= Task description =
An exact reproduction of all the data is needed, with no images in it.

= Given records =
==========
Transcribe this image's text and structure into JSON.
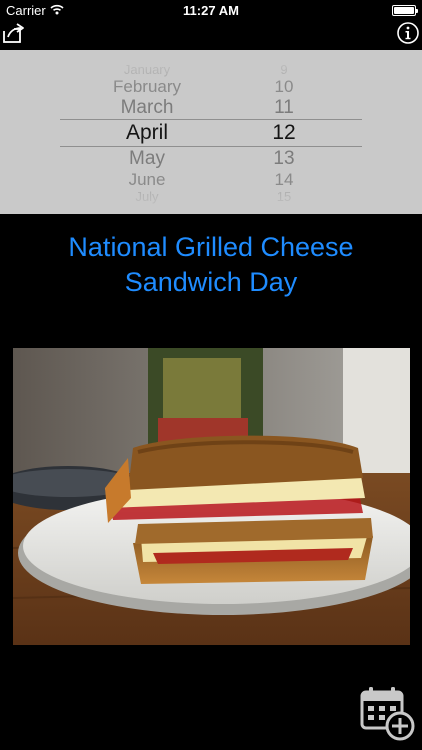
{
  "status_bar": {
    "carrier": "Carrier",
    "time": "11:27 AM",
    "battery_level": 1.0
  },
  "toolbar": {
    "share_icon": "share-icon",
    "info_icon": "info-icon"
  },
  "picker": {
    "months": [
      "January",
      "February",
      "March",
      "April",
      "May",
      "June",
      "July"
    ],
    "days": [
      "9",
      "10",
      "11",
      "12",
      "13",
      "14",
      "15"
    ],
    "selected_month": "April",
    "selected_day": "12"
  },
  "holiday": {
    "title": "National Grilled Cheese Sandwich Day"
  },
  "photo": {
    "subject": "grilled cheese sandwich"
  },
  "actions": {
    "calendar_add_icon": "calendar-add-icon"
  }
}
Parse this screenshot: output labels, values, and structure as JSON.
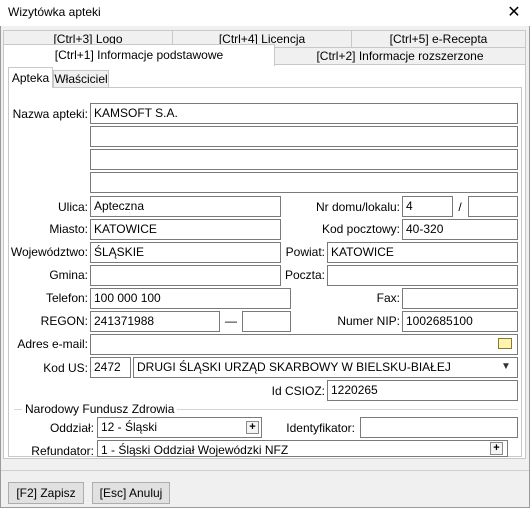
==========
= Written answer =
Transcribe this image's text and structure into JSON.
{
  "status_bar": {
    "carrier": "Carrier",
    "time": "11:27 AM",
    "battery_level": 1.0
  },
  "toolbar": {
    "share_icon": "share-icon",
    "info_icon": "info-icon"
  },
  "picker": {
    "months": [
      "January",
      "February",
      "March",
      "April",
      "May",
      "June",
      "July"
    ],
    "days": [
      "9",
      "10",
      "11",
      "12",
      "13",
      "14",
      "15"
    ],
    "selected_month": "April",
    "selected_day": "12"
  },
  "holiday": {
    "title": "National Grilled Cheese Sandwich Day"
  },
  "photo": {
    "subject": "grilled cheese sandwich"
  },
  "actions": {
    "calendar_add_icon": "calendar-add-icon"
  }
}
Parse this screenshot: output labels, values, and structure as JSON.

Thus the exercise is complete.